October 15, 2013 By Randy Dotinga HealthDay Reporter
TUESDAY, Oct. 15 (HealthDay News) — Researchers say they’ve developed a blood test that can detect some cases of early stage lung and prostate cancer.
Although the test has limited accuracy and only a small number of people have tried it, it potentially could provide doctors more information when they suspect a patient has a tumor.
“[This is] one more tool doctors can use to help guide clinical decisions,” said study co-author Dr. Daniel Sessler, professor and chairman of the department of outcomes research at the Cleveland Clinic. “It is also potentially important because the only current routine diagnostic method for lung cancer is CT scanning, which is both expensive and requires radiation exposure.”
Researchers have spent a decade or more trying to develop a blood test to detect cancer, said Dr. Len Lichtenfeld, deputy chief medical officer of the American Cancer Society. Tests would be especially useful if they detect cancer in its early stages when treatment is most effective. Some scientists dream of a test people could take at home using drops of blood from a finger prick, he said.
The prostate specific androgen, or PSA, test can detect signs of prostate cancer, but its usefulness is the subject of much debate because it is sometimes inaccurate, leading to unnecessary treatment. A blood test like the one developed for this study could be a useful addition to prostate cancer screenings, the researchers said.
For now, studies into cancer tests continue, Lichtenfeld said, but they remain challenging to develop because signs of cancer in the blood can be minuscule. “We’re getting closer to the possibility but we’re there not there yet,” he said.

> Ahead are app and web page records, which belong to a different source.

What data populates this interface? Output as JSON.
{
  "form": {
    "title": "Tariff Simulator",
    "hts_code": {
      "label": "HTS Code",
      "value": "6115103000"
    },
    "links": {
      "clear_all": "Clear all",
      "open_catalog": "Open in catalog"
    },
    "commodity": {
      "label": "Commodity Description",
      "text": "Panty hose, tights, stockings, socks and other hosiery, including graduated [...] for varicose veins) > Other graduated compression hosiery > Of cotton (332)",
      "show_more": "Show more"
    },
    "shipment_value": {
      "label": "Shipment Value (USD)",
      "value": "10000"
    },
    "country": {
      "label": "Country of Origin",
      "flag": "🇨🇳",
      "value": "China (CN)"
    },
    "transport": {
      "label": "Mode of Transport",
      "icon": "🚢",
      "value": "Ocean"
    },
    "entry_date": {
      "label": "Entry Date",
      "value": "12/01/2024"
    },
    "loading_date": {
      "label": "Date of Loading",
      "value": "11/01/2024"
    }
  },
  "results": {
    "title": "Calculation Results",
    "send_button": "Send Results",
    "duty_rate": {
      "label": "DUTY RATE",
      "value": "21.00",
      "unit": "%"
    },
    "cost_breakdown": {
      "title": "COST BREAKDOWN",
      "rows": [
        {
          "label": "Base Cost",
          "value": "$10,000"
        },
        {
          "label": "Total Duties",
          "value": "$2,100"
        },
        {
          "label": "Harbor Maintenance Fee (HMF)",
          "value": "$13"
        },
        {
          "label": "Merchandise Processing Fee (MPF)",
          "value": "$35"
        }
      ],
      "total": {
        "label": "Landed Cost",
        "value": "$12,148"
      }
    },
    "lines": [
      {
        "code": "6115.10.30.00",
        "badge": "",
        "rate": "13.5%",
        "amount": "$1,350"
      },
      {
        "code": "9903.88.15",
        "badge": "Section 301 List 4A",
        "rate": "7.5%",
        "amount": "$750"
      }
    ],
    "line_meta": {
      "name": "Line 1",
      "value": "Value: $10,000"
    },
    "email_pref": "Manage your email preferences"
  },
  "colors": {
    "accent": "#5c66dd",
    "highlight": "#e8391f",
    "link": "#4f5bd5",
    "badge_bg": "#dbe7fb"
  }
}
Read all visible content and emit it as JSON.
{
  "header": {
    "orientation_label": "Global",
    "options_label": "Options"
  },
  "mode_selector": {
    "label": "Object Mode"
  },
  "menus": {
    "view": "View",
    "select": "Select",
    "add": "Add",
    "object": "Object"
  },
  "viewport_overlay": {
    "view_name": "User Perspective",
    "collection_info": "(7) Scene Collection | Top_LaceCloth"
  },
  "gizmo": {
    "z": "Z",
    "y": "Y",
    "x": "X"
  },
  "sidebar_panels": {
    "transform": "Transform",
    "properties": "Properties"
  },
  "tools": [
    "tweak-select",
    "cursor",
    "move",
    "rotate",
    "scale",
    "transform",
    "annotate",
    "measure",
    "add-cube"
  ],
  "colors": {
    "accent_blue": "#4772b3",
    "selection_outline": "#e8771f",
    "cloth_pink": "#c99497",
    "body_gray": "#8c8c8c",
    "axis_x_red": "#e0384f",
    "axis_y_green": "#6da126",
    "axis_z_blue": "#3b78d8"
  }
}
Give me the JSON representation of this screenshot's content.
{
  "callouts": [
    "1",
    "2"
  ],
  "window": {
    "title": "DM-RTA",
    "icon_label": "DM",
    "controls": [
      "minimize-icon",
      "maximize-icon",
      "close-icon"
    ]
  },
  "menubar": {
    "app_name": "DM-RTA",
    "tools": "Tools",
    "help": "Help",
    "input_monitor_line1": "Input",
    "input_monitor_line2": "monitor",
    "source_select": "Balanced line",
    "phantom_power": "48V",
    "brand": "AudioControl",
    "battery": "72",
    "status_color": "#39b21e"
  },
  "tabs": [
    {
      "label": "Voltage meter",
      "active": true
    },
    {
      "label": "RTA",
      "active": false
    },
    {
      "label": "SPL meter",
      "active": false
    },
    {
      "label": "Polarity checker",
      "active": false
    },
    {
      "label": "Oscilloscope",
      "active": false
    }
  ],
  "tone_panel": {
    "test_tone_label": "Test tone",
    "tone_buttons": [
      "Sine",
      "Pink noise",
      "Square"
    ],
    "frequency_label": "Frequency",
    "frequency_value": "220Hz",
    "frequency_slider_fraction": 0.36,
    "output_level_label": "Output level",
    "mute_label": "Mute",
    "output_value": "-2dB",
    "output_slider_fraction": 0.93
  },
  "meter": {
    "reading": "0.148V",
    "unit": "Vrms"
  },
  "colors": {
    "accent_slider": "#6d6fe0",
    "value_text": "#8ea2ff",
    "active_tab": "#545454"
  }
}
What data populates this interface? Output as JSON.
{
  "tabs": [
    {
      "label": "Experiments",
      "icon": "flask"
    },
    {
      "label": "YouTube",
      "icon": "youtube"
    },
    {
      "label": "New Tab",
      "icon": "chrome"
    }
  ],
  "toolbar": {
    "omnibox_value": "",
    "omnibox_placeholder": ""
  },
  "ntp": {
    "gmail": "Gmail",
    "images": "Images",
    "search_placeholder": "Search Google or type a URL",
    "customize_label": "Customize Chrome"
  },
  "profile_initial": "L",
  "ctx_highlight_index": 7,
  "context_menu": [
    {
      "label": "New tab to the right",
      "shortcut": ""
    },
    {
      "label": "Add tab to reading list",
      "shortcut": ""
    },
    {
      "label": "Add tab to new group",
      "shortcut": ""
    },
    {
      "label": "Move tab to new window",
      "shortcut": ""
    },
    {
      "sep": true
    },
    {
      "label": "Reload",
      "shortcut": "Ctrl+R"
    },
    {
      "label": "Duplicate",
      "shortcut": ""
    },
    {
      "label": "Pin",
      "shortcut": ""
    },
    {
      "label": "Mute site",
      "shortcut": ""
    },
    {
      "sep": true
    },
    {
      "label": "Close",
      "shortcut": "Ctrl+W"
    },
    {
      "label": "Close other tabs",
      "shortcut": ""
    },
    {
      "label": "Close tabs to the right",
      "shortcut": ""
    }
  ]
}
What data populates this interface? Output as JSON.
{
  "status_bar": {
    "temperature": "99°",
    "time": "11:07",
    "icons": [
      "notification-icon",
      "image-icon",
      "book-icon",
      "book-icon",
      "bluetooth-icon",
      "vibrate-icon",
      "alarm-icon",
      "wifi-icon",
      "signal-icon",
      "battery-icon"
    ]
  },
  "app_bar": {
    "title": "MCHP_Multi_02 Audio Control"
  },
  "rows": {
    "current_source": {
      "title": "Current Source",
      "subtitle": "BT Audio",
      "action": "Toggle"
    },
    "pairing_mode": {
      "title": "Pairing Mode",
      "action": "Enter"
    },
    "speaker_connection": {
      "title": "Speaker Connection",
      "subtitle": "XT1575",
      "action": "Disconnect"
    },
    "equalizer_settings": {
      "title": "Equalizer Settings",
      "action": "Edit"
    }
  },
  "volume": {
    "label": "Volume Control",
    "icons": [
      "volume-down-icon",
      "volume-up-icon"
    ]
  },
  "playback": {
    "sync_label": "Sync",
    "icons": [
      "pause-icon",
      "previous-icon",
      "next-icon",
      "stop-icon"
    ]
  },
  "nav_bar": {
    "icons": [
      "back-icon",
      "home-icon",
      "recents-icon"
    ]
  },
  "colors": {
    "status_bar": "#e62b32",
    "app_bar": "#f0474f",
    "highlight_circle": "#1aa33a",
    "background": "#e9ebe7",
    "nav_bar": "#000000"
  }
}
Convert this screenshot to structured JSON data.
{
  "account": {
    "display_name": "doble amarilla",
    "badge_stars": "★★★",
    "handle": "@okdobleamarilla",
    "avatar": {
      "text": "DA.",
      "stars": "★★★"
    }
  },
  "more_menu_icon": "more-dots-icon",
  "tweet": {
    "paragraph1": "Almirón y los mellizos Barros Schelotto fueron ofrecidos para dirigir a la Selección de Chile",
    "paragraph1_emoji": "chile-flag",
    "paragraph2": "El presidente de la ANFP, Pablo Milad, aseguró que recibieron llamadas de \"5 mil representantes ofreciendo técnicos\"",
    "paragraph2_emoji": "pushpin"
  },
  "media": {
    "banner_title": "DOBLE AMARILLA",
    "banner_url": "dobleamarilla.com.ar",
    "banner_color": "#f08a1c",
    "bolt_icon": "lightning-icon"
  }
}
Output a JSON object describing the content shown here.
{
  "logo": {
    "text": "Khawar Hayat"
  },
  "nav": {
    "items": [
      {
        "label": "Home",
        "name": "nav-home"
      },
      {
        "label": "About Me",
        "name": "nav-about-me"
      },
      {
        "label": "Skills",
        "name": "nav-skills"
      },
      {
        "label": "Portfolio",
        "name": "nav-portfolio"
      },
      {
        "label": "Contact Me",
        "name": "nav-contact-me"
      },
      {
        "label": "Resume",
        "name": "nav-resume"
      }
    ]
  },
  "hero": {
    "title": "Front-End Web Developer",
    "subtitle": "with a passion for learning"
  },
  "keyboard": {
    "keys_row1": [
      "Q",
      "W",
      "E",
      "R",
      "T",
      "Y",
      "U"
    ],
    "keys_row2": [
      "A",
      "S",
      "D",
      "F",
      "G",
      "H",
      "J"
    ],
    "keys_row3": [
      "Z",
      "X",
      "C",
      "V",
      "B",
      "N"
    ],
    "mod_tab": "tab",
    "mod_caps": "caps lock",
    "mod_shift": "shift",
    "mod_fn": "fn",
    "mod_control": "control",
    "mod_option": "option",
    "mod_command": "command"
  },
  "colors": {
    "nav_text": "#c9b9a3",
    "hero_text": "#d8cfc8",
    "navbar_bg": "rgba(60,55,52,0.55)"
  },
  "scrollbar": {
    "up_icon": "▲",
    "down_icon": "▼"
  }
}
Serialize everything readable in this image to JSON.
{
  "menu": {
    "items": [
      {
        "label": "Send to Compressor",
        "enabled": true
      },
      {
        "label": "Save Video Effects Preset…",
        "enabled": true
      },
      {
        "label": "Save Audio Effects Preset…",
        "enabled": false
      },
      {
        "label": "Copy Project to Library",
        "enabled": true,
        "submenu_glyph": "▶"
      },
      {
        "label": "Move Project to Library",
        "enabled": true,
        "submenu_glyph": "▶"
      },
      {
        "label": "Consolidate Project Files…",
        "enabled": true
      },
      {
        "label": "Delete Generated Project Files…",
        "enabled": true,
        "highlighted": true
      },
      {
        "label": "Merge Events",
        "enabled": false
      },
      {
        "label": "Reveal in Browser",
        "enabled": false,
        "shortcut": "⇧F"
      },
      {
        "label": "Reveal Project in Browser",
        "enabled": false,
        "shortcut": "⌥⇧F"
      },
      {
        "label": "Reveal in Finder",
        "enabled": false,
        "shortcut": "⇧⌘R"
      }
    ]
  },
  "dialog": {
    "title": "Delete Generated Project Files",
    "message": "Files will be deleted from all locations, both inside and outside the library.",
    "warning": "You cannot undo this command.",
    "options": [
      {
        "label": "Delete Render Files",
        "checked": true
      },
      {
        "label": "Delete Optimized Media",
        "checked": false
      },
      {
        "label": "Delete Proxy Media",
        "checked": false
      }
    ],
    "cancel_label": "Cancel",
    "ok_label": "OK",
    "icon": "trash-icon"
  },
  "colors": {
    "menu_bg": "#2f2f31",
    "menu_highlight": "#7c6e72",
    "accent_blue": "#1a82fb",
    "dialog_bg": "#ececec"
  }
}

In the new study, which Lichtenfeld described as “very early” research, the authors examined blood samples from 95 cancer patients and compared them to samples from healthy people. They also examined blood samples from 24 patients before and after they had surgery for lung cancer.
The researchers found that the cancer patients had up to six times the level of serum-free fatty acids and their metabolites (which are produced during metabolism) as the cancer-free participants. Also, within a day after lung cancer surgery, the levels of fatty acids decreased by between three and 10 times.
Sessler said the fatty acids are necessary for cancer cells to grow, and some cancers release them.
The findings were scheduled for presentation Tuesday at the annual meeting of the American Society of Anesthesiologists in San Francisco.
How effective is the test itself? Sessler said it correctly identifies cancer patients 70 percent of the time and patients without cancer 70 percent of the time.
“It is thus by no means perfect, but may provide information to guide clinicians, especially in high-risk patients,” he said.
Sessler said the results could help physicians figure out what to do about a suspicious-looking nodule. “And it might help evaluate the response to surgery and whether or not cancer has recurred,” he said.
“Like all tests, there will be both false positives and false negatives,” Sessler said. “Using it in the right patients and interpreting the results in context with other clinical data will be necessary.”
What about the cost? “The test is nowhere near being commercial, so cost can’t yet be determined,” Sessler said.
The next step for the researchers is to keep track of blood test results after surgery to see if they pick up recurrences of cancer.
Data and conclusions presented at meetings typically are considered preliminary until published in a peer-reviewed medical journal.